Edited version published: Sunday Magazine (19 April 2010)
I’m an early bird. But don’t worry – I’m not one of those annoying types who might call at 8am on Sunday while you’re in the midst of a delicious early-morning dream to ask are you awake yet? And do you want to have coffee? Much as I might like to, I’ve learned that calling before 10am on the weekend is socially unacceptable, even if you have children. If the ten commandments got a modern day rewrite, this would top the list.
I don’t know quite how I turned out this way. In my teenage years the alarm clock was the enemy, the unwelcome herald of another day’s scholastic and parental control. In my twenties it meant work, work and more work.
These days, I don’t even need an alarm. My body clock has it all under control. Beaky twitters from outside the window? Check. Hazy light playing around the edge of the blinds? Check. Dawning awareness of the need to be somewhere or do something? Check. Good morning, sunshine.
The problem is, unless you have a penchant for the metaphorical worms of the human world – such as catching your paper as the delivery boy hurls it over the fence - there are problems with the morning person’s manifesto. Yes, the working week is generally skewed in our favour but the leisure world, where all the fun stuff happens, is not. How can I stay up late and be any kind of fun when I’m already cranky by lunchtime?
The answer? My secret weapon in the fight against fatigue: the afternoon snooze.
My favourite variety is the disco nap. Instructions: apply eye mask and ear plugs, announce ‘goodbye, cruel world’, and hit the pillow. Sometimes I wake up a little confused, but I’m fresh as a daisy, and ready to party. (Note: this is entirely different to the “Nana Nap”, which is designed purely to see people such as my grandmother through to Neighbours and Home and Away, a light supper, then bedtime.)
Of course, I didn’t invent this. It’s long been a staple in hot countries, where people regularly eat dinner much later and prefer to spend a little time enjoying themselves once work and the heat of the day are out of the way. The Serbs, for example, don’t telephone or visit each other between 2 and 5pm, for fear of disturbing a nap. Almost all schools in mainland China and Taiwan have a half-hour nap period right after lunch.
In Bangladesh and West Bengal the term is bhat-ghum, literally "rice-sleep”, while in southern Germany it’s a mittagspause or mittagsruhe. And we mustn’t forget the afternoon nap par excellence: the Spanish siesta. Shops close their doors, shutters come down, and eyelids across the nation close for a shady afternoon slumber.
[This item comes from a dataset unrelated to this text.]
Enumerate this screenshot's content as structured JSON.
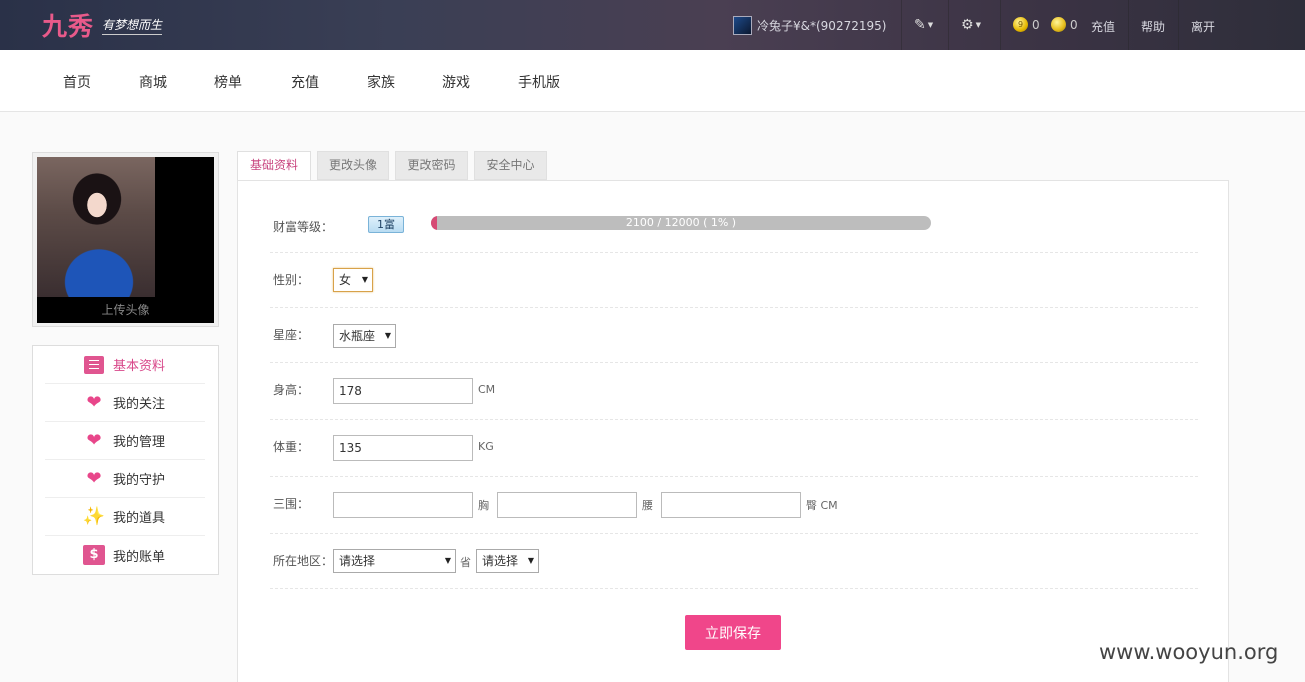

I’m all for it. And you should be too: naps are good for you. A 2007 study by the Harvard School of Public Health concluded that people who regularly take a siesta are significantly less likely to die of heart disease, Australia’s biggest killer. They suggest that napping might play an important role in dealing with stress, and that a quick snooze is part of the normal biological rhythm of daily living. It makes sense; the biological clock driving sleep and wakefulness has two cycles each day, one of which usually dips in the early afternoon.
Which helps explain why naps sometimes just sneak up on us. A friend of mine nodded off at her computer in the middle of an open plan office a few weeks ago, much to the delight of her colleagues around her. It started us thinking. Naps are par for the course for the littlies at kindergarten. Why couldn’t Australian workplaces provide a nap space too?
After all, my narcoleptic friend isn’t alone in catching a few Zs on the job. Winston Churchill was famous for it. He slept just six hours a night, but topped himself up with a two-hour powernap during the day, reportedly advising other wannabe snoozers not to do it by halves, and to get fully undressed and into bed first.
Surrealist artist and filmmaker Salvador Dali would nod off sitting upright in a chair, holding a metal bowl in one hand and marbles or a spoon in the other. As soon as he hit deep sleep, the objects would drop noisily into the bowl, and he’d wake up refreshed and ready to continue working (the “Dali Nap”).
We napaholics tend to regard non-nappers and short sleepers with suspicion. How can any human continue to be, well, human, if their tank is half empty? Take our own Kevin Rudd, who’s reportedly shy of sleep, as Therese Rein let slip to the press last July. “Kevin starts [work] at around six in the morning. He might get to bed around one or two, or maybe three,” she said. “He doesn't need a lot of sleep.” Apparently he’s been like this since his university days. All I can say is, yikes. Would you let this man pilot your plane? Have a cup of warm milk and a lie down, Kev. We won’t tell anyone.